What is animal-assisted therapy?
In animal-assisted therapy, a trained therapist uses animals as part of a therapy plan. For example, the therapist might use a therapy dog to help a child learn communication skills. The therapy might involve encouraging the child to talk to the dog.
Animal-assisted therapy is different from using animals to give comfort and affection to people in hospital. It’s also different from using service, assistance or therapy animals. These animals live with families and are trained to do things like alert the family to early signs of seizures, stop a child from wandering, or interrupt repetitive behaviour.
Who is animal-assisted therapy for?
Animal-assisted therapy is used for a wide range of medical, developmental and emotional disorders, including autism.
What is animal-assisted therapy used for?
For autistic children, animal-assisted therapy is used to help children learn empathy, communication and social skills.

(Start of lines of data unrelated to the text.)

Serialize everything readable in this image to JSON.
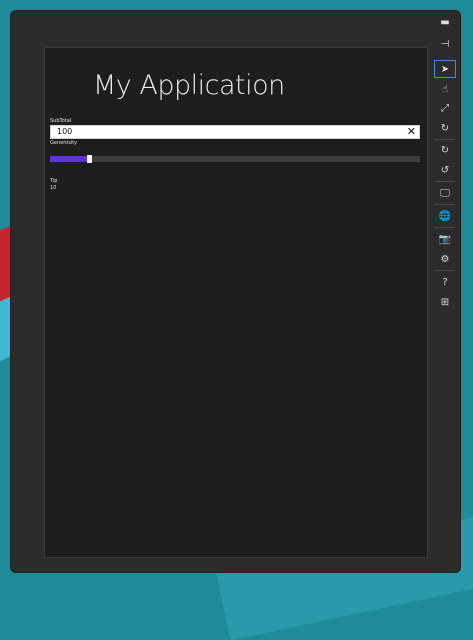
{
  "app": {
    "title": "My Application",
    "subtotal_label": "SubTotal",
    "subtotal_value": "100",
    "clear_glyph": "✕",
    "generosity_label": "Generosity",
    "generosity_level": 0.1,
    "tip_label": "Tip",
    "tip_value": "10"
  },
  "colors": {
    "slider_fill": "#5b33d6",
    "selected_border": "#3c8be5"
  },
  "toolbar": {
    "items": [
      {
        "icon": "minimize-icon",
        "glyph": "▬"
      },
      {
        "icon": "pin-icon",
        "glyph": "⊣"
      },
      {
        "icon": "mouse-pointer-icon",
        "glyph": "➤"
      },
      {
        "icon": "touch-icon",
        "glyph": "☝"
      },
      {
        "icon": "pinch-zoom-icon",
        "glyph": "⤢"
      },
      {
        "icon": "rotate-touch-icon",
        "glyph": "↻"
      },
      {
        "icon": "rotate-clockwise-icon",
        "glyph": "↻"
      },
      {
        "icon": "rotate-counterclockwise-icon",
        "glyph": "↺"
      },
      {
        "icon": "change-resolution-icon",
        "glyph": "🖵"
      },
      {
        "icon": "location-icon",
        "glyph": "🌐"
      },
      {
        "icon": "screenshot-icon",
        "glyph": "📷"
      },
      {
        "icon": "settings-icon",
        "glyph": "⚙"
      },
      {
        "icon": "help-icon",
        "glyph": "?"
      },
      {
        "icon": "windows-icon",
        "glyph": "⊞"
      }
    ]
  }
}
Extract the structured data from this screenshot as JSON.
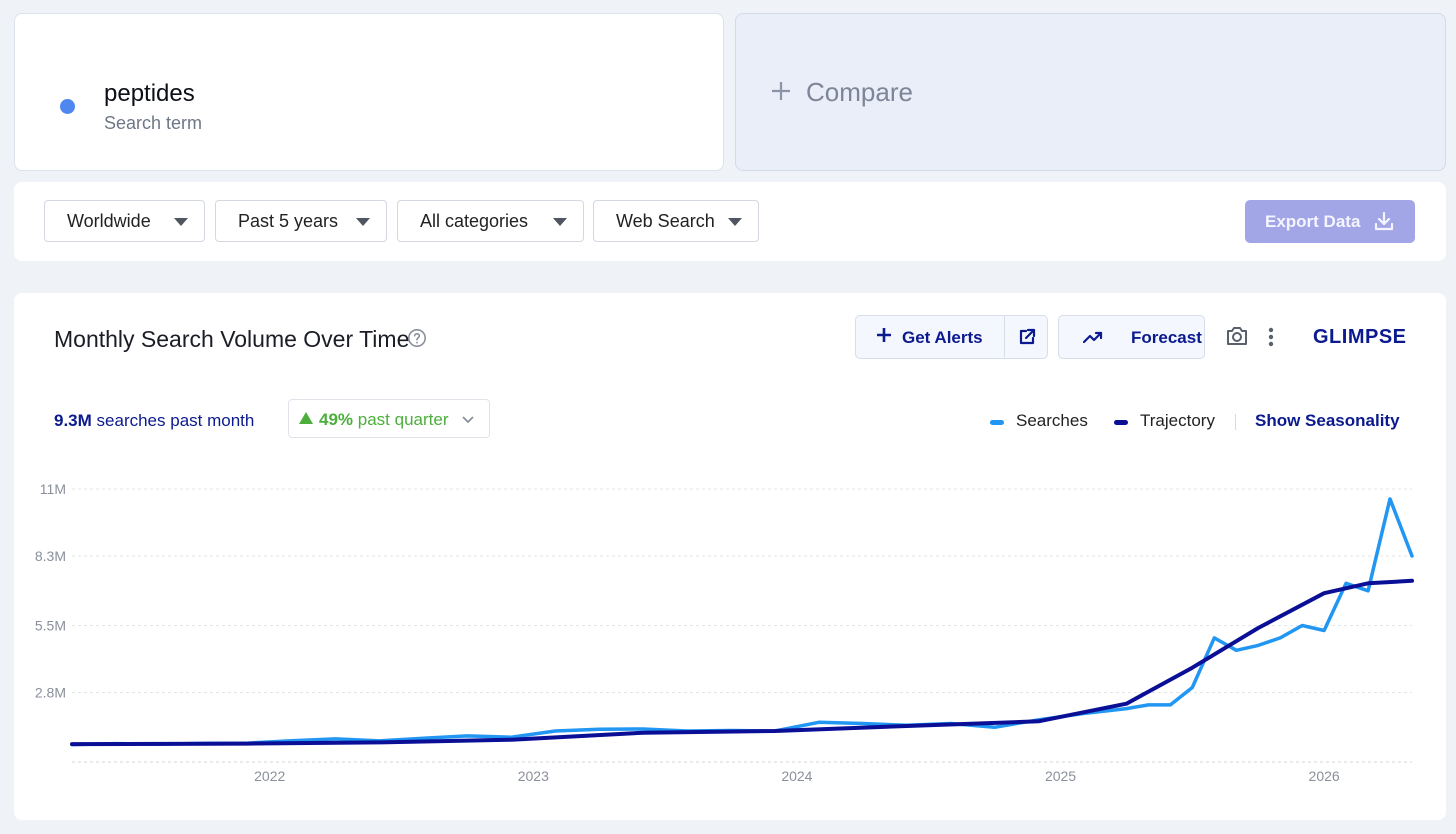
{
  "term": {
    "name": "peptides",
    "type": "Search term",
    "dot_color": "#4f87f0"
  },
  "compare": {
    "label": "Compare",
    "icon": "plus-icon"
  },
  "filters": {
    "location": "Worldwide",
    "period": "Past 5 years",
    "category": "All categories",
    "source": "Web Search"
  },
  "export": {
    "label": "Export Data",
    "icon": "download-icon"
  },
  "chart_header": {
    "title": "Monthly Search Volume Over Time",
    "help_icon": "help-circle-icon",
    "alerts_label": "Get Alerts",
    "forecast_label": "Forecast",
    "brand": "GLIMPSE",
    "camera_icon": "camera-icon",
    "more_icon": "more-vertical-icon"
  },
  "stats": {
    "value": "9.3M",
    "value_label": "searches past month",
    "change_pct": "49%",
    "change_label": "past quarter"
  },
  "legend": {
    "searches": "Searches",
    "trajectory": "Trajectory",
    "seasonality": "Show Seasonality"
  },
  "chart_data": {
    "type": "line",
    "x_ticks": [
      "2022",
      "2023",
      "2024",
      "2025",
      "2026"
    ],
    "y_ticks": [
      "11M",
      "8.3M",
      "5.5M",
      "2.8M"
    ],
    "y_tick_values": [
      11000000,
      8300000,
      5500000,
      2800000
    ],
    "ylim": [
      0,
      11000000
    ],
    "xlim": [
      "2021-04",
      "2026-05"
    ],
    "grid": true,
    "colors": {
      "searches": "#2196f3",
      "trajectory": "#0a0f96"
    },
    "series": [
      {
        "name": "Searches",
        "x": [
          "2021-04",
          "2021-06",
          "2021-08",
          "2021-10",
          "2021-12",
          "2022-02",
          "2022-04",
          "2022-06",
          "2022-08",
          "2022-10",
          "2022-12",
          "2023-02",
          "2023-04",
          "2023-06",
          "2023-08",
          "2023-10",
          "2023-12",
          "2024-02",
          "2024-04",
          "2024-06",
          "2024-08",
          "2024-10",
          "2024-12",
          "2025-02",
          "2025-04",
          "2025-05",
          "2025-06",
          "2025-07",
          "2025-08",
          "2025-09",
          "2025-10",
          "2025-11",
          "2025-12",
          "2026-01",
          "2026-02",
          "2026-03",
          "2026-04",
          "2026-05"
        ],
        "values": [
          700000,
          740000,
          720000,
          750000,
          760000,
          860000,
          930000,
          850000,
          960000,
          1050000,
          1000000,
          1250000,
          1320000,
          1330000,
          1250000,
          1270000,
          1250000,
          1600000,
          1550000,
          1480000,
          1550000,
          1400000,
          1700000,
          1950000,
          2150000,
          2300000,
          2300000,
          3000000,
          5000000,
          4500000,
          4700000,
          5000000,
          5500000,
          5300000,
          7200000,
          6900000,
          10600000,
          8300000
        ]
      },
      {
        "name": "Trajectory",
        "x": [
          "2021-04",
          "2021-12",
          "2022-06",
          "2022-12",
          "2023-06",
          "2023-12",
          "2024-06",
          "2024-12",
          "2025-04",
          "2025-07",
          "2025-10",
          "2026-01",
          "2026-03",
          "2026-05"
        ],
        "values": [
          720000,
          740000,
          790000,
          900000,
          1180000,
          1250000,
          1450000,
          1640000,
          2350000,
          3800000,
          5400000,
          6800000,
          7200000,
          7300000
        ]
      }
    ]
  }
}
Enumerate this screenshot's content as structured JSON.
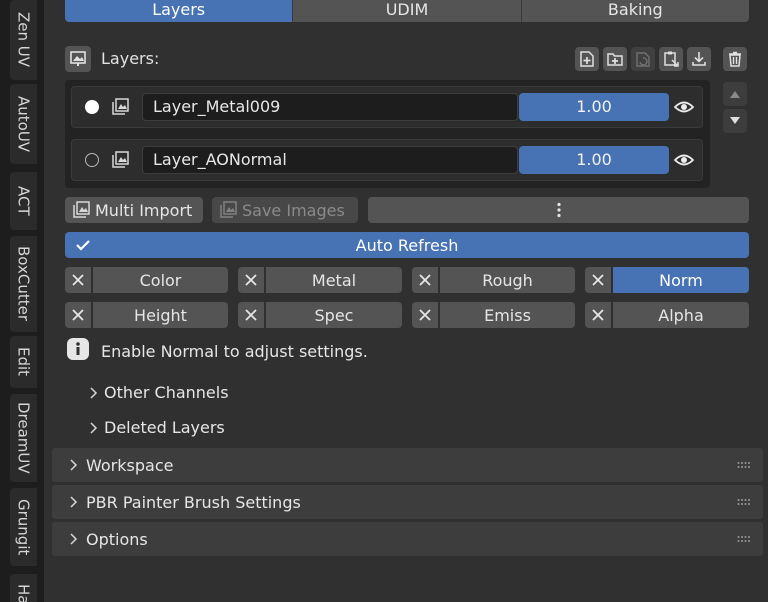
{
  "sidebar_tabs": [
    "Zen UV",
    "AutoUV",
    "ACT",
    "BoxCutter",
    "Edit",
    "DreamUV",
    "Grungit",
    "Ha"
  ],
  "mode_tabs": [
    {
      "label": "Layers",
      "active": true
    },
    {
      "label": "UDIM",
      "active": false
    },
    {
      "label": "Baking",
      "active": false
    }
  ],
  "layers_header": {
    "title": "Layers:",
    "icon": "image-icon"
  },
  "toolbar_icons": [
    "new-layer-icon",
    "new-folder-layer-icon",
    "refresh-layer-icon",
    "paste-layer-icon",
    "download-icon",
    "trash-icon"
  ],
  "layers": [
    {
      "name": "Layer_Metal009",
      "opacity": "1.00",
      "selected": true
    },
    {
      "name": "Layer_AONormal",
      "opacity": "1.00",
      "selected": false
    }
  ],
  "actions": {
    "multi_import": "Multi Import",
    "save_images": "Save Images"
  },
  "auto_refresh": "Auto Refresh",
  "channels": [
    {
      "label": "Color",
      "active": false
    },
    {
      "label": "Metal",
      "active": false
    },
    {
      "label": "Rough",
      "active": false
    },
    {
      "label": "Norm",
      "active": true
    },
    {
      "label": "Height",
      "active": false
    },
    {
      "label": "Spec",
      "active": false
    },
    {
      "label": "Emiss",
      "active": false
    },
    {
      "label": "Alpha",
      "active": false
    }
  ],
  "info_message": "Enable Normal to adjust settings.",
  "subsections": [
    "Other Channels",
    "Deleted Layers"
  ],
  "panels": [
    "Workspace",
    "PBR Painter Brush Settings",
    "Options"
  ],
  "colors": {
    "accent": "#4772b3",
    "background": "#303030",
    "button": "#545454"
  }
}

It can also be used to help autistic children manage their behaviour. There’s no evidence that animal assisted therapy can help change the characteristics of autism.
Where does animal-assisted therapy come from?
The first formal therapeutic work and research into animal-assisted therapy was done in 1961 by child psychologist Dr Boris Levinson. It has been gaining popularity since the late 1990s.
What is the idea behind animal-assisted therapy?
Animal-assisted therapy comes from studies of human-animal interaction and human-animal bonding. This field looks at the relationship between animals and humans. The theory is that animals are a source of calming, non-judgmental support and can help with communication and social interaction.
For example, an autistic child might feel more comfortable interacting and communicating with a dog. The child might then learn how to apply these social and communication skills in family and other relationships.
What does animal-assisted therapy involve?
Animal-assisted therapy usually involves a series of sessions with a therapist and animal. Children can do the sessions at home or school or in a clinic. They can do the sessions in a group or individually.
Animal-assisted therapy most often involves dogs. But it can also involve horses, guinea pigs, cats, ferrets, birds, farm animals and zoo animals.
Depending on an individual child’s needs, the therapy usually involves 6-12 sessions.
Costs of an animal-assisted therapy session vary, but you can expect to pay around $145-$165 per session.
You can contact the NDIS to find out whether you can include the cost of animal-assisted therapy in children’s NDIS plans.
Does animal-assisted therapy work?
Some low-quality studies have found that animals can help autistic people develop sensory and social skills, and manage problem behaviour and stress. But more high-quality research is needed to find out whether animal-assisted therapy is effective.
Who practises animal-assisted therapy?
Psychologists, speech pathologists, occupational therapists and other professionals use animals, particularly dogs. These professionals might have their own animals, or they might work as a team with animals and their handlers.
Parent education, training, support and involvement
If your child is having animal-assisted therapy, you’ll need to take your child to therapy sessions.
Where can you find a practitioner?
Your local autism association can help you find an animal-assisted therapist.
If you’re interested in animal-assisted therapy for your child, it’s a good idea to talk about it with your GP or one of the other professionals working with your child. You could also talk about it with your NDIA planner, NDIS early childhood early intervention (ECEI) coordinator or NDIS local area coordinator (LAC), if you have one.
There are many therapies for autism. They range from those based on behaviour and development to those based on medicine or alternative therapy. Our article on types of interventions for autistic children takes you through the main therapies, so you can better understand your child’s options.